# Task statement
Return every line from the records below with the string "true".

------------------------------------------------------------------------

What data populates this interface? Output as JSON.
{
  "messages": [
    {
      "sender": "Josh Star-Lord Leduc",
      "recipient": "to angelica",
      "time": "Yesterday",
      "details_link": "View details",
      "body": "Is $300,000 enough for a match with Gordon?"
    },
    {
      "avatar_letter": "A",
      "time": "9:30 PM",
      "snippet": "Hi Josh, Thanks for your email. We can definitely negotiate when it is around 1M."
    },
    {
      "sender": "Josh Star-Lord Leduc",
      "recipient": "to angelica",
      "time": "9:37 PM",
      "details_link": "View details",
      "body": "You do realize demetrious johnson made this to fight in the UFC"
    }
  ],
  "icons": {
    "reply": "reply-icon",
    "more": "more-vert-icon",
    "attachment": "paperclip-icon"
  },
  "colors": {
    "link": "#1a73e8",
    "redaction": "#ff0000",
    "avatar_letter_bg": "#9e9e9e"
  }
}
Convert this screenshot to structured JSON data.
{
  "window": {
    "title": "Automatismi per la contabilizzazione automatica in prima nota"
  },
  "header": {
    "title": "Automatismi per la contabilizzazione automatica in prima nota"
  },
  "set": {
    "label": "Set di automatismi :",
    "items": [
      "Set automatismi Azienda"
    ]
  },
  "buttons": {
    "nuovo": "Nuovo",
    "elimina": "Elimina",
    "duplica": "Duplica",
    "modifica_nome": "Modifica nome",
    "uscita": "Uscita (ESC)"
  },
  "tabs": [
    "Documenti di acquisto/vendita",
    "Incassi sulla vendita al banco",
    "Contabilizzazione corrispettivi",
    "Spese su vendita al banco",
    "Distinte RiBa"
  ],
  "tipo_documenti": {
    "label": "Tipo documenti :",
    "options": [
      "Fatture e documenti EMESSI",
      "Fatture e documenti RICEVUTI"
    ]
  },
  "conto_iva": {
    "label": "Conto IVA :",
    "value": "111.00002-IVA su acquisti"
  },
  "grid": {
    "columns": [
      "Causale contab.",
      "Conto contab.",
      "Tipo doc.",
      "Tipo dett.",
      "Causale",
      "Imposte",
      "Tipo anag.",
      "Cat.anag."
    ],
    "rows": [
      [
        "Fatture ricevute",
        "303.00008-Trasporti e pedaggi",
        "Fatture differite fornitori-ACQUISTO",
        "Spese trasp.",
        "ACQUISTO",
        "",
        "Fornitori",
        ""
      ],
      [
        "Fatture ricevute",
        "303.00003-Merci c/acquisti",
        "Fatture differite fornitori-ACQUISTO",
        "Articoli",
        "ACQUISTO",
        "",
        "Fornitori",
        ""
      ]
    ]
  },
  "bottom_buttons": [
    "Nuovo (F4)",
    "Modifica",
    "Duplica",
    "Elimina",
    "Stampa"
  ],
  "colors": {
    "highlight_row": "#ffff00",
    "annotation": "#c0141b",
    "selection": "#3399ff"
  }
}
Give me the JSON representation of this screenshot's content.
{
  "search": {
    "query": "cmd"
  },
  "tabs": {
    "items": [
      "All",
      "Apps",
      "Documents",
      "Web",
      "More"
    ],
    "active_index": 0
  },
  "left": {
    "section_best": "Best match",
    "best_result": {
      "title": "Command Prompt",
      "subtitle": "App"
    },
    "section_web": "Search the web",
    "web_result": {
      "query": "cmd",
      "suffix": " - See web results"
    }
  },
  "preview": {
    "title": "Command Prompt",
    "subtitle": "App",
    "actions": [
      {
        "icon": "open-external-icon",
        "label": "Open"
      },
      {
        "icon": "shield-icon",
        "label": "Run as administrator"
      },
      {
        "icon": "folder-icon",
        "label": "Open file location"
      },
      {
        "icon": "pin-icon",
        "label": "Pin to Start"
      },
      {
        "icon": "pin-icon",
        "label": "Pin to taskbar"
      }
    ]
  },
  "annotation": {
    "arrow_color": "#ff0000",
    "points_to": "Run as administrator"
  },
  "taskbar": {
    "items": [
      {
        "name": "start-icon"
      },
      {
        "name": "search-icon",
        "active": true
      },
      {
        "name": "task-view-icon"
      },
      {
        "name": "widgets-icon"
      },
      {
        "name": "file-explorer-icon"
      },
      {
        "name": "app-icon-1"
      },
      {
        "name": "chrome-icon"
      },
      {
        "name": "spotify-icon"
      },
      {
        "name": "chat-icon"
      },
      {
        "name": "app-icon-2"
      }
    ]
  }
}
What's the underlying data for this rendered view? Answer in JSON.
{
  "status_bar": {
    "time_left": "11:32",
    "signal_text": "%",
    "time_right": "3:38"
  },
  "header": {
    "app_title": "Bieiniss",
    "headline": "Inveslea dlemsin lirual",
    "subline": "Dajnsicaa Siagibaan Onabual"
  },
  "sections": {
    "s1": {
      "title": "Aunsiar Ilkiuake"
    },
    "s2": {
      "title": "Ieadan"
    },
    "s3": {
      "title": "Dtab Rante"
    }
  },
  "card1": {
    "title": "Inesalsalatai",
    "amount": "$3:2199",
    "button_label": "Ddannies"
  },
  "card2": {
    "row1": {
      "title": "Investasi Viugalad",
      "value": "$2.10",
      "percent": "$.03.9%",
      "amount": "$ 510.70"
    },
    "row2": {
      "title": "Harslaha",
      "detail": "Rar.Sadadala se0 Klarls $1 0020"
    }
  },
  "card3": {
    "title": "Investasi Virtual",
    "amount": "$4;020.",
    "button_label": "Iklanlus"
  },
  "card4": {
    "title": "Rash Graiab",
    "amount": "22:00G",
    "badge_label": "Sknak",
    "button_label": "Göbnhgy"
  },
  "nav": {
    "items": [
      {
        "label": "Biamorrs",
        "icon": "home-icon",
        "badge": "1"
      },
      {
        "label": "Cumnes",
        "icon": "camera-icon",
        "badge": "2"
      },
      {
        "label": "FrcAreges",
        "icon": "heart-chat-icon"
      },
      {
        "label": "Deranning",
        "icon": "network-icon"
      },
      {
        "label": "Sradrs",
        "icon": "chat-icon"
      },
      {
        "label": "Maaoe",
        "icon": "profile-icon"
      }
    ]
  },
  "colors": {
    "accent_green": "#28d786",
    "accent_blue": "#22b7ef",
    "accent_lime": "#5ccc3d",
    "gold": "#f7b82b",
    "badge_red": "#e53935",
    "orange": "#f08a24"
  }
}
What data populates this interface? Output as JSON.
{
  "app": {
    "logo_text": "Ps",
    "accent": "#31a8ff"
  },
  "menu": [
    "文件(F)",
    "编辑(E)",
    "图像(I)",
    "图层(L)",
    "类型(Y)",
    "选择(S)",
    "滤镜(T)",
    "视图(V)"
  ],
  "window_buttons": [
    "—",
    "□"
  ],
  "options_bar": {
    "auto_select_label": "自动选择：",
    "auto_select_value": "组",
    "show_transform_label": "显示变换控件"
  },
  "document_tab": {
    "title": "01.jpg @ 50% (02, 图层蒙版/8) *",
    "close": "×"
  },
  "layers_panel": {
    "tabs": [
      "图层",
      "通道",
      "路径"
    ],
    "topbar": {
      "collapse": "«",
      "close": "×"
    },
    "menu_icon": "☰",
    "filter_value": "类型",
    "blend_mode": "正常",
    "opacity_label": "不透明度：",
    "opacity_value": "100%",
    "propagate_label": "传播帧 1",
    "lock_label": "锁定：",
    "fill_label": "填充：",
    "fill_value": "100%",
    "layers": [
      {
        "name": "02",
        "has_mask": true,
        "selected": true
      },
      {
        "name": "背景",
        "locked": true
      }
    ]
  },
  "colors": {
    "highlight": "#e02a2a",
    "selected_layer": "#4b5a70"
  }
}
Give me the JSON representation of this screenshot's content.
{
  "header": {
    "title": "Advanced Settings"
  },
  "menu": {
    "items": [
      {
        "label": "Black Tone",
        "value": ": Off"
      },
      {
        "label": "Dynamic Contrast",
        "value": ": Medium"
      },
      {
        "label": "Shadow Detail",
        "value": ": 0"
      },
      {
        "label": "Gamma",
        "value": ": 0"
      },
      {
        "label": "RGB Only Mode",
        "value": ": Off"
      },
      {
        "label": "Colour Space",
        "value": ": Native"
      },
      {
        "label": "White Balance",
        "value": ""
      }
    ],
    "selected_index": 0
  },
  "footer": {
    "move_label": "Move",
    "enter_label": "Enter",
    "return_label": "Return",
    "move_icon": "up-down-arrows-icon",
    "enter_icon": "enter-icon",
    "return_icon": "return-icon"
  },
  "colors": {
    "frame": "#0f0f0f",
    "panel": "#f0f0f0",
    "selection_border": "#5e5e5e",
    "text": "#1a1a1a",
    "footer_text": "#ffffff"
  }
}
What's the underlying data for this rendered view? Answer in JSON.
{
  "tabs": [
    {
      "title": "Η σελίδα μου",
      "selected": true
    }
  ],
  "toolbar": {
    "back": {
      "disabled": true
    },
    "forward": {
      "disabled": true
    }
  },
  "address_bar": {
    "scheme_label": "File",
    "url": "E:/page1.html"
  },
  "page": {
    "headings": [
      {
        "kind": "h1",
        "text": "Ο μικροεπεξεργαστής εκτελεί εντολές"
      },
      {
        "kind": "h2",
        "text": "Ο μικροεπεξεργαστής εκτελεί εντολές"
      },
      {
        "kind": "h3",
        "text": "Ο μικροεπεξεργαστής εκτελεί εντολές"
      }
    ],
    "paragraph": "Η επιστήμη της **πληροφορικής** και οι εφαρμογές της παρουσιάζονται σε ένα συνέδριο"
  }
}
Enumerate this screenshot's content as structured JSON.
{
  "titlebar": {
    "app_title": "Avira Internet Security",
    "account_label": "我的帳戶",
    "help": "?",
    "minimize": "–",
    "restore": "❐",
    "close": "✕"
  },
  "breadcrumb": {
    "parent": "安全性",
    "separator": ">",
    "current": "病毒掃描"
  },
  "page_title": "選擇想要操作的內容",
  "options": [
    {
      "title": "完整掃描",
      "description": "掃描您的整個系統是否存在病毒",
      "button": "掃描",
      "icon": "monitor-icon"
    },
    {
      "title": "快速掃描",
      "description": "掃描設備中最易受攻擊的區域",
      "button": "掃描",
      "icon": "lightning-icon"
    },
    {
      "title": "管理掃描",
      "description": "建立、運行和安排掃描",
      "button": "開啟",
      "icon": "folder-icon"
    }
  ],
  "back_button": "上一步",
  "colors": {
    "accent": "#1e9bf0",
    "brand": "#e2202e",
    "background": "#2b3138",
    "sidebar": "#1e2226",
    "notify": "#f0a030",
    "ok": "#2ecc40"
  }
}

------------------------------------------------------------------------

# Result of the exercise
        "active": true
        "has_mask": true,
        "selected": true
        "locked": true
      "selected": true
      "disabled": true
      "disabled": true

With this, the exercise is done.